(Data about app and page elements)
—————

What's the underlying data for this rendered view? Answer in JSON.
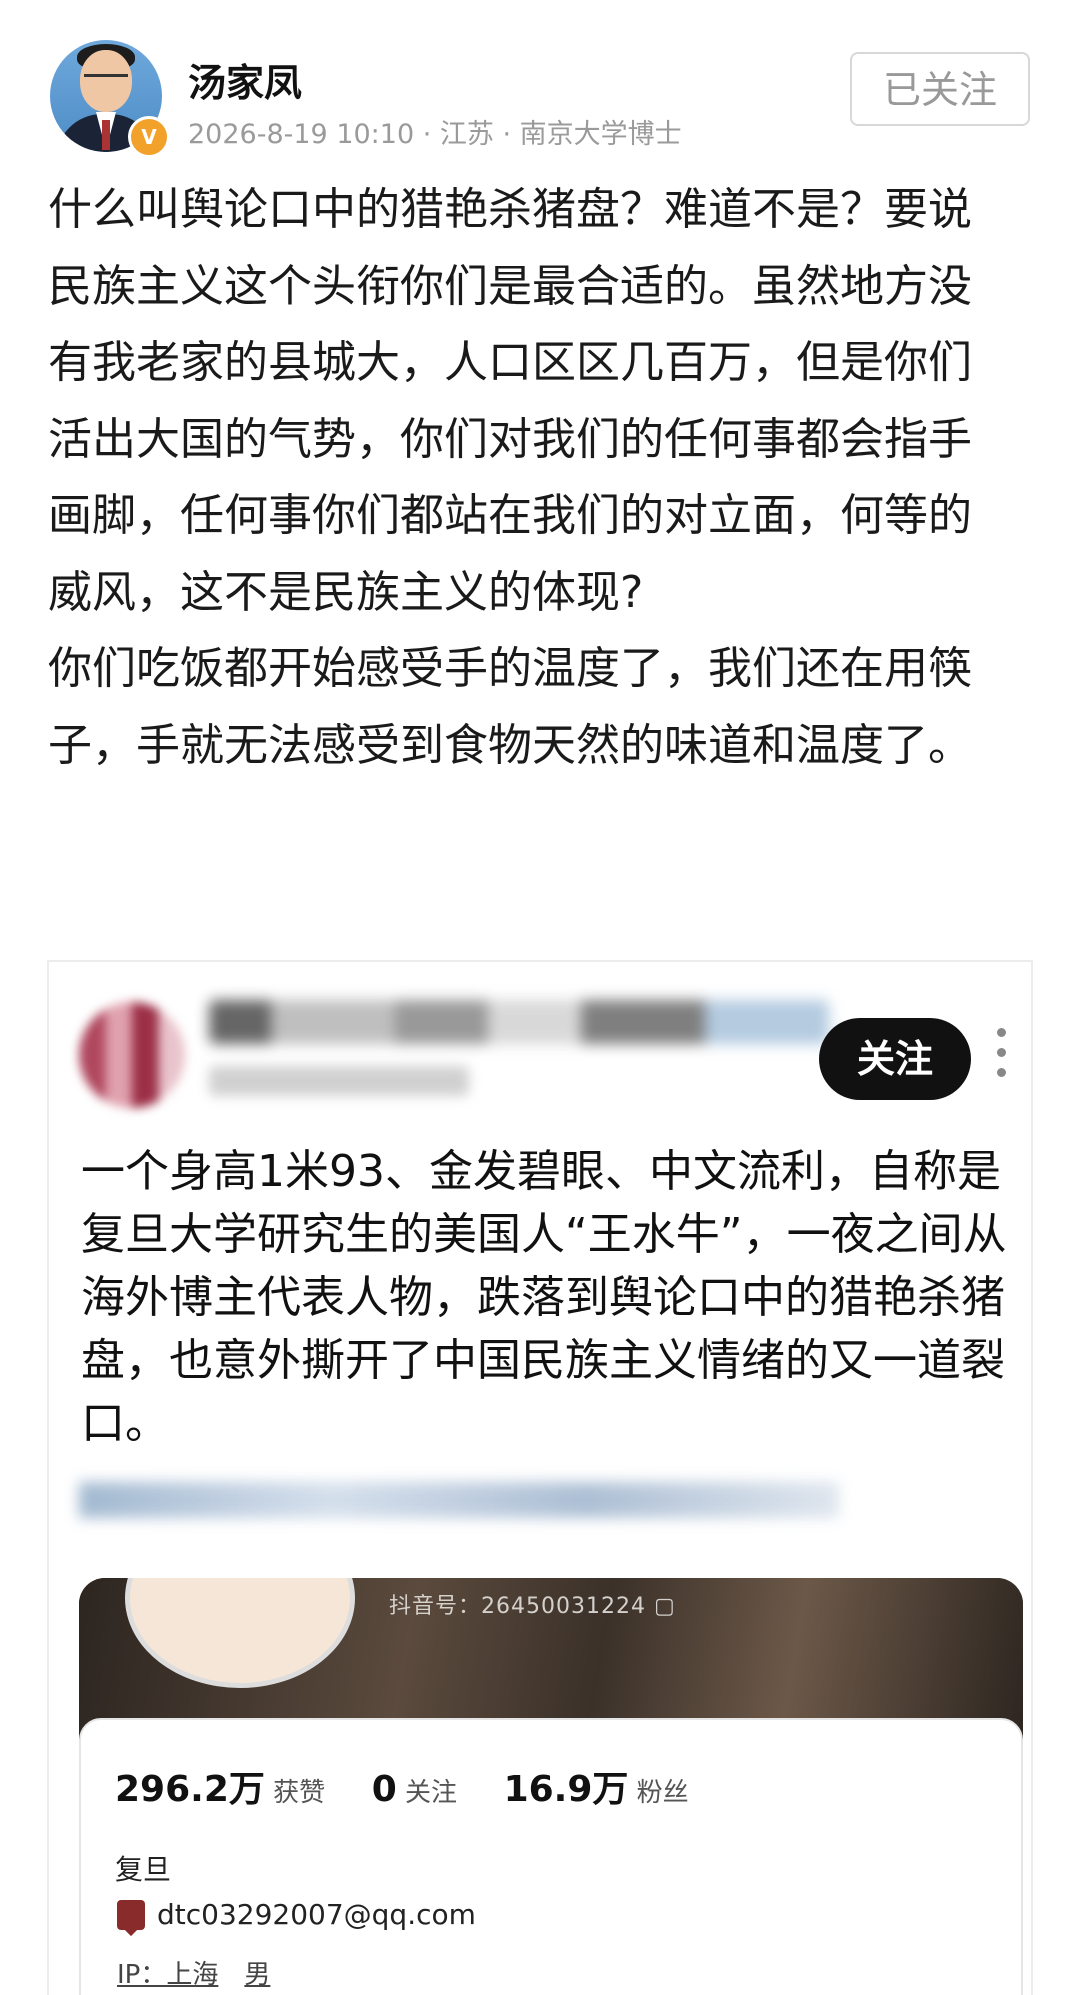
{
  "post": {
    "author": "汤家凤",
    "meta": "2026-8-19 10:10 · 江苏 · 南京大学博士",
    "follow_label": "已关注",
    "badge": "V",
    "paragraphs": [
      "什么叫舆论口中的猎艳杀猪盘？难道不是？要说民族主义这个头衔你们是最合适的。虽然地方没有我老家的县城大，人口区区几百万，但是你们活出大国的气势，你们对我们的任何事都会指手画脚，任何事你们都站在我们的对立面，何等的威风，这不是民族主义的体现?",
      "你们吃饭都开始感受手的温度了，我们还在用筷子，手就无法感受到食物天然的味道和温度了。"
    ]
  },
  "quoted": {
    "follow_label": "关注",
    "text": "一个身高1米93、金发碧眼、中文流利，自称是复旦大学研究生的美国人“王水牛”，一夜之间从海外博主代表人物，跌落到舆论口中的猎艳杀猪盘，也意外撕开了中国民族主义情绪的又一道裂口。",
    "profile": {
      "douyin_id": "抖音号：26450031224 ▢",
      "likes_value": "296.2万",
      "likes_label": "获赞",
      "following_value": "0",
      "following_label": "关注",
      "fans_value": "16.9万",
      "fans_label": "粉丝",
      "school": "复旦",
      "email": "dtc03292007@qq.com",
      "ip": "IP：上海",
      "gender": "男"
    }
  }
}
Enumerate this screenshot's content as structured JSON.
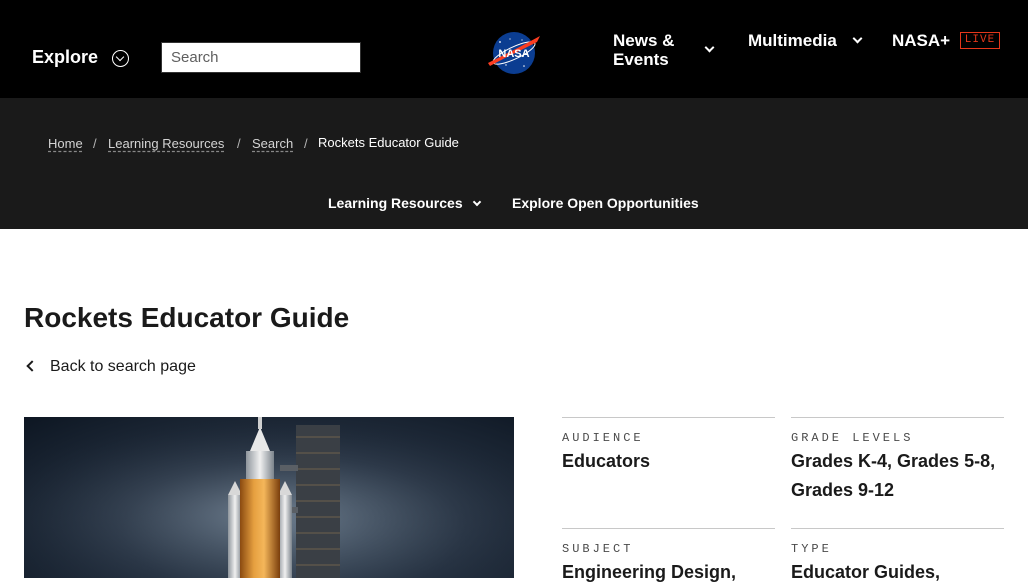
{
  "header": {
    "explore_label": "Explore",
    "search_placeholder": "Search",
    "nav": {
      "news_events": "News & Events",
      "multimedia": "Multimedia",
      "nasa_plus": "NASA+",
      "live_badge": "LIVE"
    }
  },
  "breadcrumb": {
    "home": "Home",
    "learning_resources": "Learning Resources",
    "search": "Search",
    "current": "Rockets Educator Guide",
    "separator": "/"
  },
  "subnav": {
    "learning_resources": "Learning Resources",
    "explore_opportunities": "Explore Open Opportunities"
  },
  "page": {
    "title": "Rockets Educator Guide",
    "back_link": "Back to search page"
  },
  "meta": {
    "audience_label": "AUDIENCE",
    "audience_value": "Educators",
    "grade_label": "GRADE LEVELS",
    "grade_value": "Grades K-4, Grades 5-8, Grades 9-12",
    "subject_label": "SUBJECT",
    "subject_value": "Engineering Design,",
    "type_label": "TYPE",
    "type_value": "Educator Guides,"
  },
  "colors": {
    "top_bar": "#000000",
    "sub_band": "#1a1a1a",
    "live_accent": "#e4361a",
    "nasa_blue": "#0b3d91",
    "nasa_red": "#fc3d21"
  },
  "icons": {
    "explore": "chevron-circle-icon",
    "logo": "nasa-meatball-logo",
    "dropdown": "chevron-down-icon",
    "back": "chevron-left-icon"
  }
}
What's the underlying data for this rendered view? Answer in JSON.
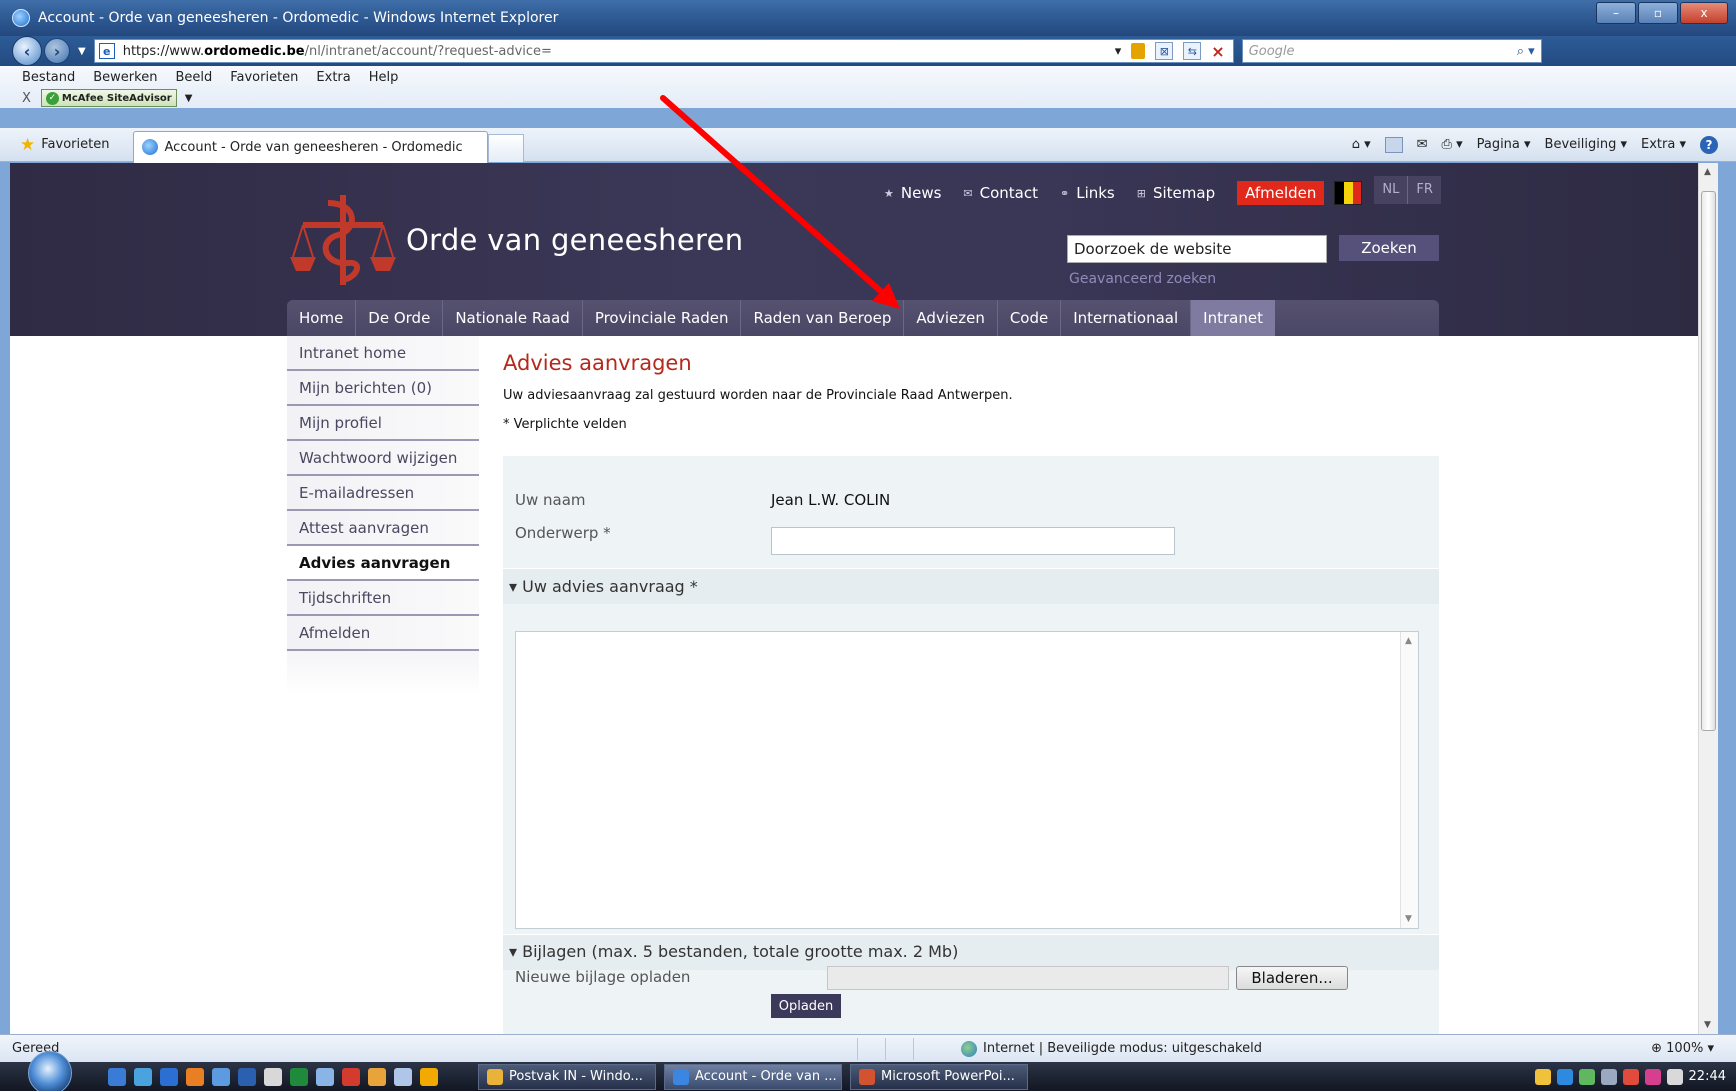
{
  "window": {
    "title": "Account - Orde van geneesheren - Ordomedic - Windows Internet Explorer",
    "controls": [
      "–",
      "▫",
      "x"
    ]
  },
  "address": {
    "url_prefix": "https://www.",
    "url_domain": "ordomedic.be",
    "url_path": "/nl/intranet/account/?request-advice=",
    "search_placeholder": "Google"
  },
  "menu": [
    "Bestand",
    "Bewerken",
    "Beeld",
    "Favorieten",
    "Extra",
    "Help"
  ],
  "addon": {
    "label": "McAfee SiteAdvisor"
  },
  "favbar": {
    "favorites_label": "Favorieten",
    "tab_title": "Account - Orde van geneesheren - Ordomedic",
    "commands": [
      "Pagina ▾",
      "Beveiliging ▾",
      "Extra ▾"
    ]
  },
  "site": {
    "title": "Orde van geneesheren",
    "top_links": [
      "News",
      "Contact",
      "Links",
      "Sitemap"
    ],
    "logout_label": "Afmelden",
    "languages": [
      "NL",
      "FR"
    ],
    "search_value": "Doorzoek de website",
    "search_button": "Zoeken",
    "advanced_search": "Geavanceerd zoeken",
    "main_nav": [
      "Home",
      "De Orde",
      "Nationale Raad",
      "Provinciale Raden",
      "Raden van Beroep",
      "Adviezen",
      "Code",
      "Internationaal",
      "Intranet"
    ],
    "active_nav": "Intranet",
    "flag_colors": [
      "#000000",
      "#f6d40c",
      "#e0281b"
    ]
  },
  "sidebar": {
    "items": [
      "Intranet home",
      "Mijn berichten (0)",
      "Mijn profiel",
      "Wachtwoord wijzigen",
      "E-mailadressen",
      "Attest aanvragen",
      "Advies aanvragen",
      "Tijdschriften",
      "Afmelden"
    ],
    "active": "Advies aanvragen"
  },
  "content": {
    "heading": "Advies aanvragen",
    "intro": "Uw adviesaanvraag zal gestuurd worden naar de Provinciale Raad Antwerpen.",
    "required_note": "* Verplichte velden",
    "name_label": "Uw naam",
    "name_value": "Jean L.W. COLIN",
    "subject_label": "Onderwerp *",
    "subject_value": "",
    "advice_section": "▾ Uw advies aanvraag *",
    "advice_value": "",
    "attachments_section": "▾ Bijlagen (max. 5 bestanden, totale grootte max. 2 Mb)",
    "upload_label": "Nieuwe bijlage opladen",
    "browse_button": "Bladeren...",
    "upload_button": "Opladen"
  },
  "status": {
    "text": "Gereed",
    "zone": "Internet | Beveiligde modus: uitgeschakeld",
    "zoom": "100%"
  },
  "taskbar": {
    "buttons": [
      "Postvak IN - Windo...",
      "Account - Orde van ...",
      "Microsoft PowerPoi..."
    ],
    "active_button": "Account - Orde van ...",
    "clock": "22:44"
  },
  "colors": {
    "accent_red": "#b5281c",
    "header_purple": "#3b3757",
    "annotation_arrow": "#ff0000"
  }
}
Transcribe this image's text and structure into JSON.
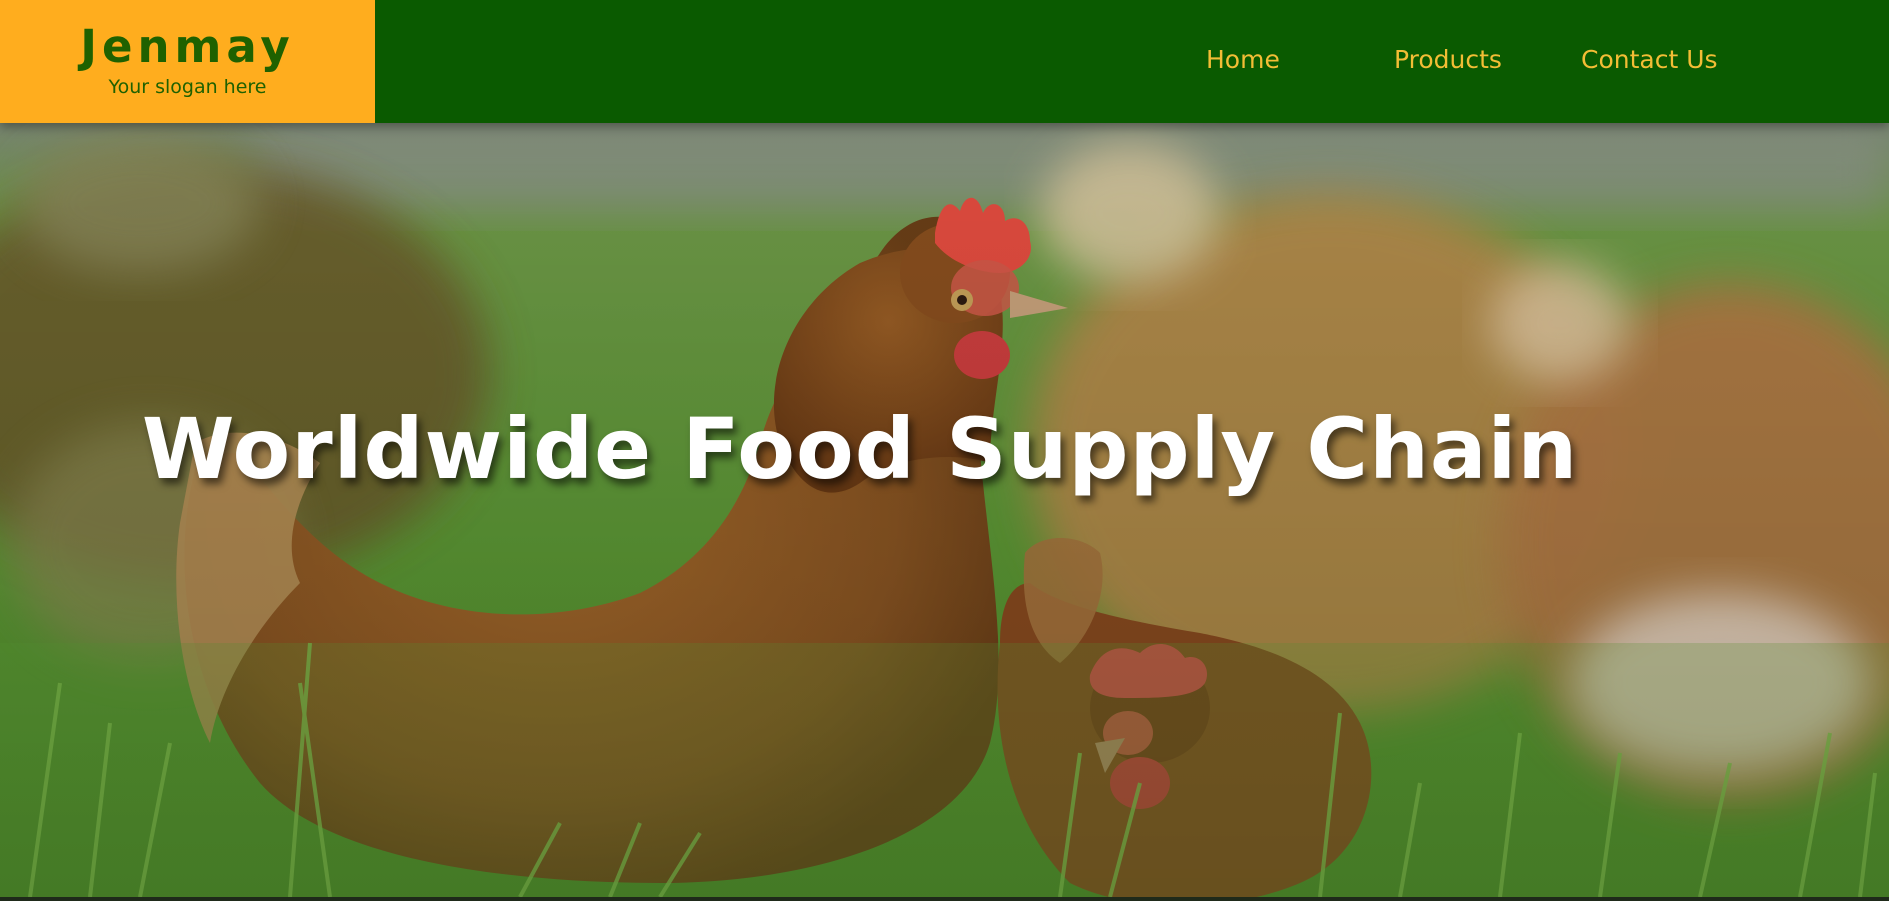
{
  "brand": {
    "name": "Jenmay",
    "slogan": "Your slogan here"
  },
  "nav": {
    "items": [
      "Home",
      "Products",
      "Contact Us"
    ]
  },
  "hero": {
    "title": "Worldwide Food Supply Chain",
    "background_image": "hens-in-grass-photo"
  },
  "colors": {
    "header_bg": "#0a5a00",
    "brand_bg": "#ffad1e",
    "brand_text": "#1f6100",
    "nav_text": "#f2bd35",
    "hero_title": "#ffffff"
  }
}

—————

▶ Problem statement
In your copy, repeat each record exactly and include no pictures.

▶ Answer below
What's the underlying data for this rendered view? Answer in JSON.
{
  "post": {
    "author": "汤家凤",
    "meta": "2026-8-19 10:10 · 江苏 · 南京大学博士",
    "follow_label": "已关注",
    "badge": "V",
    "paragraphs": [
      "什么叫舆论口中的猎艳杀猪盘？难道不是？要说民族主义这个头衔你们是最合适的。虽然地方没有我老家的县城大，人口区区几百万，但是你们活出大国的气势，你们对我们的任何事都会指手画脚，任何事你们都站在我们的对立面，何等的威风，这不是民族主义的体现?",
      "你们吃饭都开始感受手的温度了，我们还在用筷子，手就无法感受到食物天然的味道和温度了。"
    ]
  },
  "quoted": {
    "follow_label": "关注",
    "text": "一个身高1米93、金发碧眼、中文流利，自称是复旦大学研究生的美国人“王水牛”，一夜之间从海外博主代表人物，跌落到舆论口中的猎艳杀猪盘，也意外撕开了中国民族主义情绪的又一道裂口。",
    "profile": {
      "douyin_id": "抖音号：26450031224 ▢",
      "likes_value": "296.2万",
      "likes_label": "获赞",
      "following_value": "0",
      "following_label": "关注",
      "fans_value": "16.9万",
      "fans_label": "粉丝",
      "school": "复旦",
      "email": "dtc03292007@qq.com",
      "ip": "IP：上海",
      "gender": "男"
    }
  }
}
Enumerate this screenshot's content as structured JSON.
{
  "header": {
    "explore_label": "Explore",
    "search_placeholder": "Search",
    "nav": {
      "news_events": "News & Events",
      "multimedia": "Multimedia",
      "nasa_plus": "NASA+",
      "live_badge": "LIVE"
    }
  },
  "breadcrumb": {
    "home": "Home",
    "learning_resources": "Learning Resources",
    "search": "Search",
    "current": "Rockets Educator Guide",
    "separator": "/"
  },
  "subnav": {
    "learning_resources": "Learning Resources",
    "explore_opportunities": "Explore Open Opportunities"
  },
  "page": {
    "title": "Rockets Educator Guide",
    "back_link": "Back to search page"
  },
  "meta": {
    "audience_label": "AUDIENCE",
    "audience_value": "Educators",
    "grade_label": "GRADE LEVELS",
    "grade_value": "Grades K-4, Grades 5-8, Grades 9-12",
    "subject_label": "SUBJECT",
    "subject_value": "Engineering Design,",
    "type_label": "TYPE",
    "type_value": "Educator Guides,"
  },
  "colors": {
    "top_bar": "#000000",
    "sub_band": "#1a1a1a",
    "live_accent": "#e4361a",
    "nasa_blue": "#0b3d91",
    "nasa_red": "#fc3d21"
  },
  "icons": {
    "explore": "chevron-circle-icon",
    "logo": "nasa-meatball-logo",
    "dropdown": "chevron-down-icon",
    "back": "chevron-left-icon"
  }
}
What's the underlying data for this rendered view? Answer in JSON.
{
  "window": {
    "title": "Account - Orde van geneesheren - Ordomedic - Windows Internet Explorer",
    "controls": [
      "–",
      "▫",
      "x"
    ]
  },
  "address": {
    "url_prefix": "https://www.",
    "url_domain": "ordomedic.be",
    "url_path": "/nl/intranet/account/?request-advice=",
    "search_placeholder": "Google"
  },
  "menu": [
    "Bestand",
    "Bewerken",
    "Beeld",
    "Favorieten",
    "Extra",
    "Help"
  ],
  "addon": {
    "label": "McAfee SiteAdvisor"
  },
  "favbar": {
    "favorites_label": "Favorieten",
    "tab_title": "Account - Orde van geneesheren - Ordomedic",
    "commands": [
      "Pagina ▾",
      "Beveiliging ▾",
      "Extra ▾"
    ]
  },
  "site": {
    "title": "Orde van geneesheren",
    "top_links": [
      "News",
      "Contact",
      "Links",
      "Sitemap"
    ],
    "logout_label": "Afmelden",
    "languages": [
      "NL",
      "FR"
    ],
    "search_value": "Doorzoek de website",
    "search_button": "Zoeken",
    "advanced_search": "Geavanceerd zoeken",
    "main_nav": [
      "Home",
      "De Orde",
      "Nationale Raad",
      "Provinciale Raden",
      "Raden van Beroep",
      "Adviezen",
      "Code",
      "Internationaal",
      "Intranet"
    ],
    "active_nav": "Intranet",
    "flag_colors": [
      "#000000",
      "#f6d40c",
      "#e0281b"
    ]
  },
  "sidebar": {
    "items": [
      "Intranet home",
      "Mijn berichten (0)",
      "Mijn profiel",
      "Wachtwoord wijzigen",
      "E-mailadressen",
      "Attest aanvragen",
      "Advies aanvragen",
      "Tijdschriften",
      "Afmelden"
    ],
    "active": "Advies aanvragen"
  },
  "content": {
    "heading": "Advies aanvragen",
    "intro": "Uw adviesaanvraag zal gestuurd worden naar de Provinciale Raad Antwerpen.",
    "required_note": "* Verplichte velden",
    "name_label": "Uw naam",
    "name_value": "Jean L.W. COLIN",
    "subject_label": "Onderwerp *",
    "subject_value": "",
    "advice_section": "▾ Uw advies aanvraag *",
    "advice_value": "",
    "attachments_section": "▾ Bijlagen (max. 5 bestanden, totale grootte max. 2 Mb)",
    "upload_label": "Nieuwe bijlage opladen",
    "browse_button": "Bladeren...",
    "upload_button": "Opladen"
  },
  "status": {
    "text": "Gereed",
    "zone": "Internet | Beveiligde modus: uitgeschakeld",
    "zoom": "100%"
  },
  "taskbar": {
    "buttons": [
      "Postvak IN - Windo...",
      "Account - Orde van ...",
      "Microsoft PowerPoi..."
    ],
    "active_button": "Account - Orde van ...",
    "clock": "22:44"
  },
  "colors": {
    "accent_red": "#b5281c",
    "header_purple": "#3b3757",
    "annotation_arrow": "#ff0000"
  }
}
Transcribe this image's text and structure into JSON.
{
  "brand": {
    "name": "Jenmay",
    "slogan": "Your slogan here"
  },
  "nav": {
    "items": [
      "Home",
      "Products",
      "Contact Us"
    ]
  },
  "hero": {
    "title": "Worldwide Food Supply Chain",
    "background_image": "hens-in-grass-photo"
  },
  "colors": {
    "header_bg": "#0a5a00",
    "brand_bg": "#ffad1e",
    "brand_text": "#1f6100",
    "nav_text": "#f2bd35",
    "hero_title": "#ffffff"
  }
}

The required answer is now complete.